Aim of the task :: The lines to copy from the data below are those that hold the string "screenshot".

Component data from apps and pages
%%
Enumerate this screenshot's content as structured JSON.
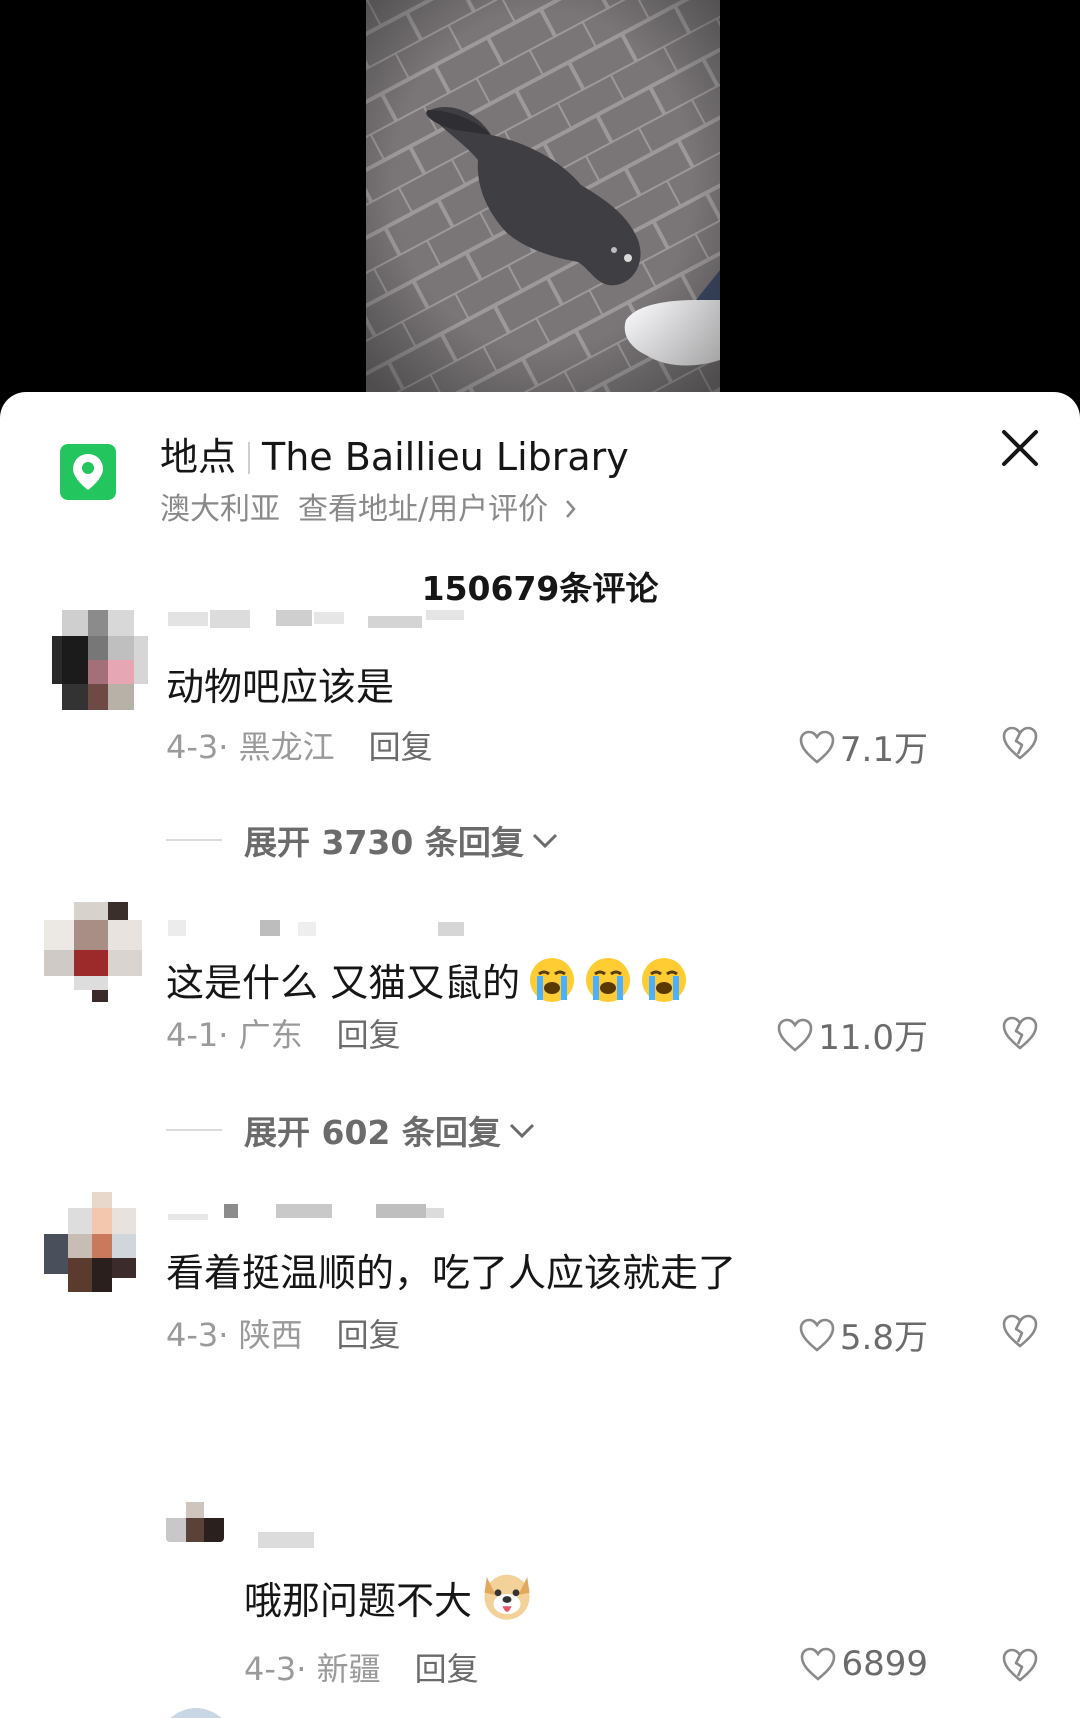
{
  "location": {
    "label": "地点",
    "name": "The Baillieu Library",
    "country": "澳大利亚",
    "details_link": "查看地址/用户评价",
    "icon": "map-pin-icon",
    "icon_color": "#22c55e"
  },
  "header": {
    "comment_count": "150679条评论",
    "close_icon": "close-icon"
  },
  "comments": [
    {
      "text": "动物吧应该是",
      "date_location": "4-3· 黑龙江",
      "reply_label": "回复",
      "likes": "7.1万",
      "expand_label": "展开 3730 条回复"
    },
    {
      "text": "这是什么 又猫又鼠的",
      "emoji": [
        "crying-face",
        "crying-face",
        "crying-face"
      ],
      "date_location": "4-1· 广东",
      "reply_label": "回复",
      "likes": "11.0万",
      "expand_label": "展开 602 条回复"
    },
    {
      "text": "看着挺温顺的，吃了人应该就走了",
      "date_location": "4-3· 陕西",
      "reply_label": "回复",
      "likes": "5.8万"
    }
  ],
  "reply": {
    "text": "哦那问题不大",
    "emoji": "dog-face-tongue",
    "date_location": "4-3· 新疆",
    "reply_label": "回复",
    "likes": "6899"
  }
}
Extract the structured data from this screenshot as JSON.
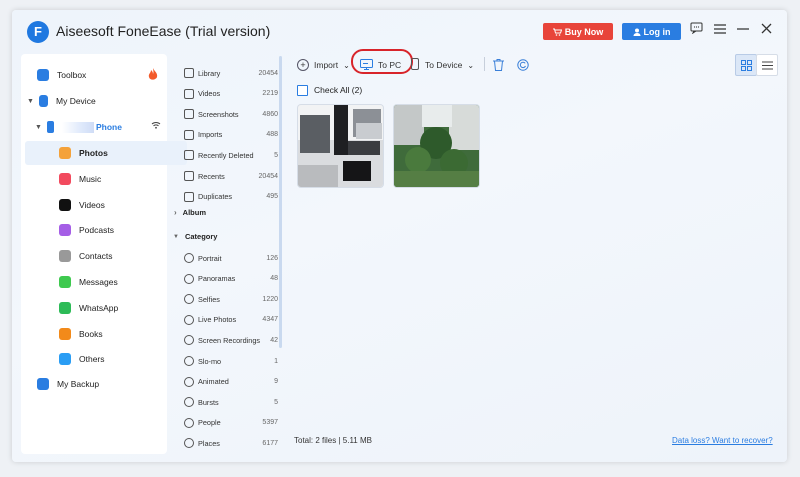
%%
Written response ::
Enumerate this screenshot's content as structured JSON.
Extract the structured data from this screenshot as JSON.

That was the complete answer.